- Task objective -
Show, from the entries below, every line in which "کنید" appears.
━━━━━━━━━━━━━━━━━━━━━━━━━━━━━━
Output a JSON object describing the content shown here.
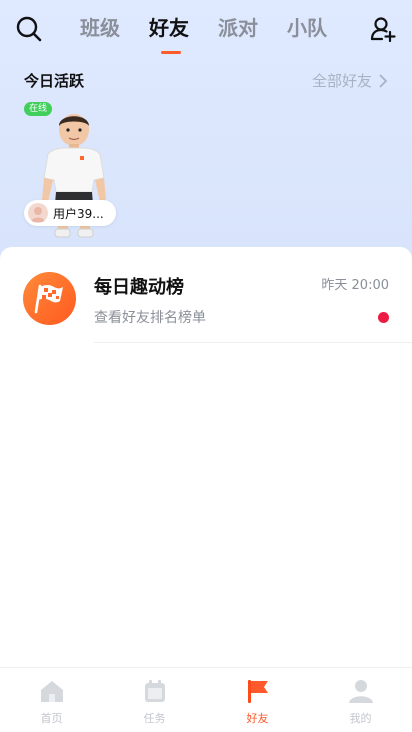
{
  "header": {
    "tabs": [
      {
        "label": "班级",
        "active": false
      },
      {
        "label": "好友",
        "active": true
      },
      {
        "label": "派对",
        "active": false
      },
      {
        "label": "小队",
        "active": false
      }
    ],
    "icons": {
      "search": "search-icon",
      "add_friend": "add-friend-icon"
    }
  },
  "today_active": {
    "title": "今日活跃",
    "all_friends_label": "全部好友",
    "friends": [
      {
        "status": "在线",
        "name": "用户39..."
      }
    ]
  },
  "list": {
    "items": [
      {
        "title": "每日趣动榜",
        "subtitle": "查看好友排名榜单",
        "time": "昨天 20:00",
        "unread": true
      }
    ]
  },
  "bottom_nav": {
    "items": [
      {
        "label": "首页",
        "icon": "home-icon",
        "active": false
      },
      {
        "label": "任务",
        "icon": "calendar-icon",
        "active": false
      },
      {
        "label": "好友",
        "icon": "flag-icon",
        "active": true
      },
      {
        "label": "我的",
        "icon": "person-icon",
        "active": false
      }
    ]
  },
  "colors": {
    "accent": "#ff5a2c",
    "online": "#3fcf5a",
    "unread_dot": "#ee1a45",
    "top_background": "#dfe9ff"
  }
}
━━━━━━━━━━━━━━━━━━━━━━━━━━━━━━
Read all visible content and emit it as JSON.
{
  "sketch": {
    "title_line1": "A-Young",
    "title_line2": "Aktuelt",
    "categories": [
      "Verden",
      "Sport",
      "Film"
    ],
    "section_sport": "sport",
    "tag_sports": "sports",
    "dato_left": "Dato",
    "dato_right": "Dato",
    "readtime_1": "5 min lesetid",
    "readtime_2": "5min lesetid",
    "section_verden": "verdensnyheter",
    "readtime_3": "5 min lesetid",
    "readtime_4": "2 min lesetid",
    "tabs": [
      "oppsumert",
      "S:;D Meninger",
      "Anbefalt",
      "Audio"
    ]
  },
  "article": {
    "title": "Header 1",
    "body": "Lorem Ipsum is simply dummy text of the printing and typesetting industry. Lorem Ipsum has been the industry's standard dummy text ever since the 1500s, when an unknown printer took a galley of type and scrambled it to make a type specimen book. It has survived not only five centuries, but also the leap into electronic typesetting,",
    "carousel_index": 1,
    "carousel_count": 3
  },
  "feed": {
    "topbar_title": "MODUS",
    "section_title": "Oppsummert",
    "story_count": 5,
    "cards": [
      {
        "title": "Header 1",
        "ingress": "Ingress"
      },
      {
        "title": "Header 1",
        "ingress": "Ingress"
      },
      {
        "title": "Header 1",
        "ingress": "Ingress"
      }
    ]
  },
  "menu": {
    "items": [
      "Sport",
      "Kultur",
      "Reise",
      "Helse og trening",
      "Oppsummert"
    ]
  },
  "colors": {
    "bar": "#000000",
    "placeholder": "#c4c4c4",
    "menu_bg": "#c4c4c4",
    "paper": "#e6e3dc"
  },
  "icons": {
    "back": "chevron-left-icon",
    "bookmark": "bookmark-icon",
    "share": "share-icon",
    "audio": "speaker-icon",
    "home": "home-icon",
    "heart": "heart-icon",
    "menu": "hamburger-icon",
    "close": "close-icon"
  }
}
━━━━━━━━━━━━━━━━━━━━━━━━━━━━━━
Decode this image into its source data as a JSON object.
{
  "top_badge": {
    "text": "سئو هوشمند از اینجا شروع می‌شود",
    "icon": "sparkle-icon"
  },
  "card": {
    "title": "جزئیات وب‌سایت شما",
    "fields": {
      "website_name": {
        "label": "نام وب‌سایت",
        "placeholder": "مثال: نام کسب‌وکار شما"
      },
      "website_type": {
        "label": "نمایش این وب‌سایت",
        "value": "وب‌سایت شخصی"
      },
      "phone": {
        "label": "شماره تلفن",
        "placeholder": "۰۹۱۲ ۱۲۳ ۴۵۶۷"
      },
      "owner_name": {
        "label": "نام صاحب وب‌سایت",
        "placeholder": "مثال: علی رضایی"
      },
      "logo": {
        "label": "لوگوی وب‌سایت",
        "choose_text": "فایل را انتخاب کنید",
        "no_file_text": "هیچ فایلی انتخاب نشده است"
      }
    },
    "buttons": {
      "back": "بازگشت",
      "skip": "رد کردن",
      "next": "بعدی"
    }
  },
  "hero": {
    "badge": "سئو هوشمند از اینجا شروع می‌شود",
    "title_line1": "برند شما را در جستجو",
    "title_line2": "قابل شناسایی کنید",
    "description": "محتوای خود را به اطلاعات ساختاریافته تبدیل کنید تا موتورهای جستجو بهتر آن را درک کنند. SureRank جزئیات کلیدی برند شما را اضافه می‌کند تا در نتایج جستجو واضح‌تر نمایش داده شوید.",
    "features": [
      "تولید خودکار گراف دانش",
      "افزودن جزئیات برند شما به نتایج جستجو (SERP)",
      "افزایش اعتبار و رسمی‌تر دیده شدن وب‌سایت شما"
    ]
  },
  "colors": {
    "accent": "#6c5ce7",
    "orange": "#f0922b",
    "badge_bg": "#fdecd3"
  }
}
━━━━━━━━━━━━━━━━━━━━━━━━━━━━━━
- Response area -
        "choose_text": "فایل را انتخاب کنید",
    "title_line2": "قابل شناسایی کنید",
    "description": "محتوای خود را به اطلاعات ساختاریافته تبدیل کنید تا موتورهای جستجو بهتر آن را درک کنند. SureRank جزئیات کلیدی برند شما را اضافه می‌کند تا در نتایج جستجو واضح‌تر نمایش داده شوید.",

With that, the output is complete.